### TASK ITEM
Nothing less than an exact copy of all the records is required.
LISTED ENTRIES Start Marker
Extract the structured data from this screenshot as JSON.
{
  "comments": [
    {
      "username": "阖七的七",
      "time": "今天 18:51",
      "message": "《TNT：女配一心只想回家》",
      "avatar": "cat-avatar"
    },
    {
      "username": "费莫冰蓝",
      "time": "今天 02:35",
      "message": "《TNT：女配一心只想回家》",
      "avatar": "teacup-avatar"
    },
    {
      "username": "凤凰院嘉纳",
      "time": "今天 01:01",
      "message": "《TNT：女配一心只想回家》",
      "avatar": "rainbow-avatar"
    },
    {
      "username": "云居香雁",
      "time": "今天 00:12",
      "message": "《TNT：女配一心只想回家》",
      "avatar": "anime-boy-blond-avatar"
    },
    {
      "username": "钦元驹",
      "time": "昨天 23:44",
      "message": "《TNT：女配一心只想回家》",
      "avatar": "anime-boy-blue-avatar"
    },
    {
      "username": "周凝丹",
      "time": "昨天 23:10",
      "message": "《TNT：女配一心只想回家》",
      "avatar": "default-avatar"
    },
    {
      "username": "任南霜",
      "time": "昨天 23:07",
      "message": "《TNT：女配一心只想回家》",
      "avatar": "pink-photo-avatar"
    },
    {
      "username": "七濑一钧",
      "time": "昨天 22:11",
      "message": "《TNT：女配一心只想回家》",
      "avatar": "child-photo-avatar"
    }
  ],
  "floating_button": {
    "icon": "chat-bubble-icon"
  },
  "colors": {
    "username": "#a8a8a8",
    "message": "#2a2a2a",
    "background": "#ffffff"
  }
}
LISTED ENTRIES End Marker
### TASK ANSWER
Extract the structured data from this screenshot as JSON.
{
  "comments": [
    {
      "username": "阖七的七",
      "time": "今天 18:51",
      "message": "《TNT：女配一心只想回家》",
      "avatar": "cat-avatar"
    },
    {
      "username": "费莫冰蓝",
      "time": "今天 02:35",
      "message": "《TNT：女配一心只想回家》",
      "avatar": "teacup-avatar"
    },
    {
      "username": "凤凰院嘉纳",
      "time": "今天 01:01",
      "message": "《TNT：女配一心只想回家》",
      "avatar": "rainbow-avatar"
    },
    {
      "username": "云居香雁",
      "time": "今天 00:12",
      "message": "《TNT：女配一心只想回家》",
      "avatar": "anime-boy-blond-avatar"
    },
    {
      "username": "钦元驹",
      "time": "昨天 23:44",
      "message": "《TNT：女配一心只想回家》",
      "avatar": "anime-boy-blue-avatar"
    },
    {
      "username": "周凝丹",
      "time": "昨天 23:10",
      "message": "《TNT：女配一心只想回家》",
      "avatar": "default-avatar"
    },
    {
      "username": "任南霜",
      "time": "昨天 23:07",
      "message": "《TNT：女配一心只想回家》",
      "avatar": "pink-photo-avatar"
    },
    {
      "username": "七濑一钧",
      "time": "昨天 22:11",
      "message": "《TNT：女配一心只想回家》",
      "avatar": "child-photo-avatar"
    }
  ],
  "floating_button": {
    "icon": "chat-bubble-icon"
  },
  "colors": {
    "username": "#a8a8a8",
    "message": "#2a2a2a",
    "background": "#ffffff"
  }
}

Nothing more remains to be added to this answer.